■ **Your goal**: The following entries are to be retyped in full, exactly as written.

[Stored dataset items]

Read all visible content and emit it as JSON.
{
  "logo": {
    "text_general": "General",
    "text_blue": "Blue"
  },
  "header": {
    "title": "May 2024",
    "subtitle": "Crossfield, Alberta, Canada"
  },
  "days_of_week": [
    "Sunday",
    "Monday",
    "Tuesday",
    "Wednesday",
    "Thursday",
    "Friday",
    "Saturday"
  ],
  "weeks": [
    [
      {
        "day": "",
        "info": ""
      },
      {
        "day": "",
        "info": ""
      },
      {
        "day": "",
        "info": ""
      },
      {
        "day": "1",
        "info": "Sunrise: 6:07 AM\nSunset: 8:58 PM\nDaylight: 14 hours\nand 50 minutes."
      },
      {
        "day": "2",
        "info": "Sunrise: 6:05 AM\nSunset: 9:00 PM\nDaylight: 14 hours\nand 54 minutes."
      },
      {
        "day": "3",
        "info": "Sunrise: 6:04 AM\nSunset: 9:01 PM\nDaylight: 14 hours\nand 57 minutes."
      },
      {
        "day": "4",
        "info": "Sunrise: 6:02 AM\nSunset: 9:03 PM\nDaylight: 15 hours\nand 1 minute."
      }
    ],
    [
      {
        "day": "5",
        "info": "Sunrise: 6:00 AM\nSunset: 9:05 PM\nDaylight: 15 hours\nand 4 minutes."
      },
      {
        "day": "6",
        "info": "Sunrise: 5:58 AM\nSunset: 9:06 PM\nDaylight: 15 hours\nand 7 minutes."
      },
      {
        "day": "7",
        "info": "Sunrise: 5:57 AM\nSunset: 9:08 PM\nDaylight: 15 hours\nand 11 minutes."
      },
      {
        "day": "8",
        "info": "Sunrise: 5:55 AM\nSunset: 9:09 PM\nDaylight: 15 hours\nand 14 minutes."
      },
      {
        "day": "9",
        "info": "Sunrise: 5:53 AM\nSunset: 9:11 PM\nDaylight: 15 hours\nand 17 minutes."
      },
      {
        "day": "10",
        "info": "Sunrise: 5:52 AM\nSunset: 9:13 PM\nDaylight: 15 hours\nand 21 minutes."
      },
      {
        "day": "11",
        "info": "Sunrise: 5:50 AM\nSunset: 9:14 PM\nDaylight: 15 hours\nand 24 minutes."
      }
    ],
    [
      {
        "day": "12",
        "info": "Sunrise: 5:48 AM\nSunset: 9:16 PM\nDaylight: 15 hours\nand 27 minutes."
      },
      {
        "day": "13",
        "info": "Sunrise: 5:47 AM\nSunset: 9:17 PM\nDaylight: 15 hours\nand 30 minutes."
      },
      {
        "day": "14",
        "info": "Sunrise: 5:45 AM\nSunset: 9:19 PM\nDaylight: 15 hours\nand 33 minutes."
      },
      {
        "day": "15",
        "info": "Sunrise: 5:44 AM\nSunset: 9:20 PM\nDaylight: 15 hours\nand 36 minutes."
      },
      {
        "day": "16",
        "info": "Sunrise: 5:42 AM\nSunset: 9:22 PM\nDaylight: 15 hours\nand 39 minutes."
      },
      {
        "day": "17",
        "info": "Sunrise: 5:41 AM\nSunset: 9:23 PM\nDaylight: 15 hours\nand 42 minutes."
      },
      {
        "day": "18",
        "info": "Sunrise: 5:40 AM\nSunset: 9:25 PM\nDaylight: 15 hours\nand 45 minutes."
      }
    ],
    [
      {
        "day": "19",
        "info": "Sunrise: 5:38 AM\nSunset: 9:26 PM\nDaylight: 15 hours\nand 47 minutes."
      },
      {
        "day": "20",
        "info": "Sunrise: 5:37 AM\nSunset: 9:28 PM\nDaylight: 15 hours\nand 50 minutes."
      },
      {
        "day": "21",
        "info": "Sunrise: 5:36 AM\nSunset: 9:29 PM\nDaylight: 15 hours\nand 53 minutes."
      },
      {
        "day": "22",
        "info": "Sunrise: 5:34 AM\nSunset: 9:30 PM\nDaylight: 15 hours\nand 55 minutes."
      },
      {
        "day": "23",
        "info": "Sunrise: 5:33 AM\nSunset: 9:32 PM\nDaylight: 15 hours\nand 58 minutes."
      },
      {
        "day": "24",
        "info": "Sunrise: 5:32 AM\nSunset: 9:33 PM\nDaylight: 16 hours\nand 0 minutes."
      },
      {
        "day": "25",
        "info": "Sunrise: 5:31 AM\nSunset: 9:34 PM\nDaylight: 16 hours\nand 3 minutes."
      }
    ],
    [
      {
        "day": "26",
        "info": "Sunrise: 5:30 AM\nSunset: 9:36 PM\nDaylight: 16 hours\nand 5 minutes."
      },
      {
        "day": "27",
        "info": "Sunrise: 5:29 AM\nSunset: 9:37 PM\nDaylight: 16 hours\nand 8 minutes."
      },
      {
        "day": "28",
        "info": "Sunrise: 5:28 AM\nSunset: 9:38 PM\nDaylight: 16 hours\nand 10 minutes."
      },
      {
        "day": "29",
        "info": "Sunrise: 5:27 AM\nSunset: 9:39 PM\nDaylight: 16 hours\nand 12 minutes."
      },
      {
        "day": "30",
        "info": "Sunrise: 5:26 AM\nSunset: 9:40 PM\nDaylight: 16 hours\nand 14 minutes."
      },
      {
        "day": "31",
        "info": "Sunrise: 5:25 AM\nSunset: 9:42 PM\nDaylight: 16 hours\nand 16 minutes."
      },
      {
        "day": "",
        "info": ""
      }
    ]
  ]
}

■ **Answer to this task**:
Read all visible content and emit it as JSON.
{
  "logo": {
    "text_general": "General",
    "text_blue": "Blue"
  },
  "header": {
    "title": "May 2024",
    "subtitle": "Crossfield, Alberta, Canada"
  },
  "days_of_week": [
    "Sunday",
    "Monday",
    "Tuesday",
    "Wednesday",
    "Thursday",
    "Friday",
    "Saturday"
  ],
  "weeks": [
    [
      {
        "day": "",
        "info": ""
      },
      {
        "day": "",
        "info": ""
      },
      {
        "day": "",
        "info": ""
      },
      {
        "day": "1",
        "info": "Sunrise: 6:07 AM\nSunset: 8:58 PM\nDaylight: 14 hours\nand 50 minutes."
      },
      {
        "day": "2",
        "info": "Sunrise: 6:05 AM\nSunset: 9:00 PM\nDaylight: 14 hours\nand 54 minutes."
      },
      {
        "day": "3",
        "info": "Sunrise: 6:04 AM\nSunset: 9:01 PM\nDaylight: 14 hours\nand 57 minutes."
      },
      {
        "day": "4",
        "info": "Sunrise: 6:02 AM\nSunset: 9:03 PM\nDaylight: 15 hours\nand 1 minute."
      }
    ],
    [
      {
        "day": "5",
        "info": "Sunrise: 6:00 AM\nSunset: 9:05 PM\nDaylight: 15 hours\nand 4 minutes."
      },
      {
        "day": "6",
        "info": "Sunrise: 5:58 AM\nSunset: 9:06 PM\nDaylight: 15 hours\nand 7 minutes."
      },
      {
        "day": "7",
        "info": "Sunrise: 5:57 AM\nSunset: 9:08 PM\nDaylight: 15 hours\nand 11 minutes."
      },
      {
        "day": "8",
        "info": "Sunrise: 5:55 AM\nSunset: 9:09 PM\nDaylight: 15 hours\nand 14 minutes."
      },
      {
        "day": "9",
        "info": "Sunrise: 5:53 AM\nSunset: 9:11 PM\nDaylight: 15 hours\nand 17 minutes."
      },
      {
        "day": "10",
        "info": "Sunrise: 5:52 AM\nSunset: 9:13 PM\nDaylight: 15 hours\nand 21 minutes."
      },
      {
        "day": "11",
        "info": "Sunrise: 5:50 AM\nSunset: 9:14 PM\nDaylight: 15 hours\nand 24 minutes."
      }
    ],
    [
      {
        "day": "12",
        "info": "Sunrise: 5:48 AM\nSunset: 9:16 PM\nDaylight: 15 hours\nand 27 minutes."
      },
      {
        "day": "13",
        "info": "Sunrise: 5:47 AM\nSunset: 9:17 PM\nDaylight: 15 hours\nand 30 minutes."
      },
      {
        "day": "14",
        "info": "Sunrise: 5:45 AM\nSunset: 9:19 PM\nDaylight: 15 hours\nand 33 minutes."
      },
      {
        "day": "15",
        "info": "Sunrise: 5:44 AM\nSunset: 9:20 PM\nDaylight: 15 hours\nand 36 minutes."
      },
      {
        "day": "16",
        "info": "Sunrise: 5:42 AM\nSunset: 9:22 PM\nDaylight: 15 hours\nand 39 minutes."
      },
      {
        "day": "17",
        "info": "Sunrise: 5:41 AM\nSunset: 9:23 PM\nDaylight: 15 hours\nand 42 minutes."
      },
      {
        "day": "18",
        "info": "Sunrise: 5:40 AM\nSunset: 9:25 PM\nDaylight: 15 hours\nand 45 minutes."
      }
    ],
    [
      {
        "day": "19",
        "info": "Sunrise: 5:38 AM\nSunset: 9:26 PM\nDaylight: 15 hours\nand 47 minutes."
      },
      {
        "day": "20",
        "info": "Sunrise: 5:37 AM\nSunset: 9:28 PM\nDaylight: 15 hours\nand 50 minutes."
      },
      {
        "day": "21",
        "info": "Sunrise: 5:36 AM\nSunset: 9:29 PM\nDaylight: 15 hours\nand 53 minutes."
      },
      {
        "day": "22",
        "info": "Sunrise: 5:34 AM\nSunset: 9:30 PM\nDaylight: 15 hours\nand 55 minutes."
      },
      {
        "day": "23",
        "info": "Sunrise: 5:33 AM\nSunset: 9:32 PM\nDaylight: 15 hours\nand 58 minutes."
      },
      {
        "day": "24",
        "info": "Sunrise: 5:32 AM\nSunset: 9:33 PM\nDaylight: 16 hours\nand 0 minutes."
      },
      {
        "day": "25",
        "info": "Sunrise: 5:31 AM\nSunset: 9:34 PM\nDaylight: 16 hours\nand 3 minutes."
      }
    ],
    [
      {
        "day": "26",
        "info": "Sunrise: 5:30 AM\nSunset: 9:36 PM\nDaylight: 16 hours\nand 5 minutes."
      },
      {
        "day": "27",
        "info": "Sunrise: 5:29 AM\nSunset: 9:37 PM\nDaylight: 16 hours\nand 8 minutes."
      },
      {
        "day": "28",
        "info": "Sunrise: 5:28 AM\nSunset: 9:38 PM\nDaylight: 16 hours\nand 10 minutes."
      },
      {
        "day": "29",
        "info": "Sunrise: 5:27 AM\nSunset: 9:39 PM\nDaylight: 16 hours\nand 12 minutes."
      },
      {
        "day": "30",
        "info": "Sunrise: 5:26 AM\nSunset: 9:40 PM\nDaylight: 16 hours\nand 14 minutes."
      },
      {
        "day": "31",
        "info": "Sunrise: 5:25 AM\nSunset: 9:42 PM\nDaylight: 16 hours\nand 16 minutes."
      },
      {
        "day": "",
        "info": ""
      }
    ]
  ]
}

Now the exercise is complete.